_TASK ITEM_.
Please print each record exactly, omitting none of them.

━━━

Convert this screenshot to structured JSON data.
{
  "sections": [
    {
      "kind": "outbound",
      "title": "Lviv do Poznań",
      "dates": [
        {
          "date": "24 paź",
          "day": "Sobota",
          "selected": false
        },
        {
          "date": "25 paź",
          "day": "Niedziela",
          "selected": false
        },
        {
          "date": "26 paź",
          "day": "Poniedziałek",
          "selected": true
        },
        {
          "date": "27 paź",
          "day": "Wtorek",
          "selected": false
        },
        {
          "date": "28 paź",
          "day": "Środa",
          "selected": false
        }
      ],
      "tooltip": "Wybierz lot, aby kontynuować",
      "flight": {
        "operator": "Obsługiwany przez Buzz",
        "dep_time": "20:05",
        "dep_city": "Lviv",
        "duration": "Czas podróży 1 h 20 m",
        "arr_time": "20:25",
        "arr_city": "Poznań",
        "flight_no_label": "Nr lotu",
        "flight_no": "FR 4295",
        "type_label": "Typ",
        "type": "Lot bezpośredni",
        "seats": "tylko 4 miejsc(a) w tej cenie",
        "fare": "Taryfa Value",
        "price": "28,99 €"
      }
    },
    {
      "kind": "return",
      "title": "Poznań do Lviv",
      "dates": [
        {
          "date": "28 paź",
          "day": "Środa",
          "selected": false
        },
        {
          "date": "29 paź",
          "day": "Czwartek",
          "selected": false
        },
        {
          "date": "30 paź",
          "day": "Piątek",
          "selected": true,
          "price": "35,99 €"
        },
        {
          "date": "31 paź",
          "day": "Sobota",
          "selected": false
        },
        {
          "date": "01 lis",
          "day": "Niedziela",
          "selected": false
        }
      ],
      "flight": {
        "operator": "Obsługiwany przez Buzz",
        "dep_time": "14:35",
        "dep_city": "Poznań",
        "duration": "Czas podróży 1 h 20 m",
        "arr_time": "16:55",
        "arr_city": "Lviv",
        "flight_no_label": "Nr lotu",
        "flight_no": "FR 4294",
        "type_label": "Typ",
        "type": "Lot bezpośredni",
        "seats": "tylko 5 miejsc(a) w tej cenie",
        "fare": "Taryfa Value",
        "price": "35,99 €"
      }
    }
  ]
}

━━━

_RESULT OF THIS EXERCISE_.
Convert this screenshot to structured JSON data.
{
  "sections": [
    {
      "kind": "outbound",
      "title": "Lviv do Poznań",
      "dates": [
        {
          "date": "24 paź",
          "day": "Sobota",
          "selected": false
        },
        {
          "date": "25 paź",
          "day": "Niedziela",
          "selected": false
        },
        {
          "date": "26 paź",
          "day": "Poniedziałek",
          "selected": true
        },
        {
          "date": "27 paź",
          "day": "Wtorek",
          "selected": false
        },
        {
          "date": "28 paź",
          "day": "Środa",
          "selected": false
        }
      ],
      "tooltip": "Wybierz lot, aby kontynuować",
      "flight": {
        "operator": "Obsługiwany przez Buzz",
        "dep_time": "20:05",
        "dep_city": "Lviv",
        "duration": "Czas podróży 1 h 20 m",
        "arr_time": "20:25",
        "arr_city": "Poznań",
        "flight_no_label": "Nr lotu",
        "flight_no": "FR 4295",
        "type_label": "Typ",
        "type": "Lot bezpośredni",
        "seats": "tylko 4 miejsc(a) w tej cenie",
        "fare": "Taryfa Value",
        "price": "28,99 €"
      }
    },
    {
      "kind": "return",
      "title": "Poznań do Lviv",
      "dates": [
        {
          "date": "28 paź",
          "day": "Środa",
          "selected": false
        },
        {
          "date": "29 paź",
          "day": "Czwartek",
          "selected": false
        },
        {
          "date": "30 paź",
          "day": "Piątek",
          "selected": true,
          "price": "35,99 €"
        },
        {
          "date": "31 paź",
          "day": "Sobota",
          "selected": false
        },
        {
          "date": "01 lis",
          "day": "Niedziela",
          "selected": false
        }
      ],
      "flight": {
        "operator": "Obsługiwany przez Buzz",
        "dep_time": "14:35",
        "dep_city": "Poznań",
        "duration": "Czas podróży 1 h 20 m",
        "arr_time": "16:55",
        "arr_city": "Lviv",
        "flight_no_label": "Nr lotu",
        "flight_no": "FR 4294",
        "type_label": "Typ",
        "type": "Lot bezpośredni",
        "seats": "tylko 5 miejsc(a) w tej cenie",
        "fare": "Taryfa Value",
        "price": "35,99 €"
      }
    }
  ]
}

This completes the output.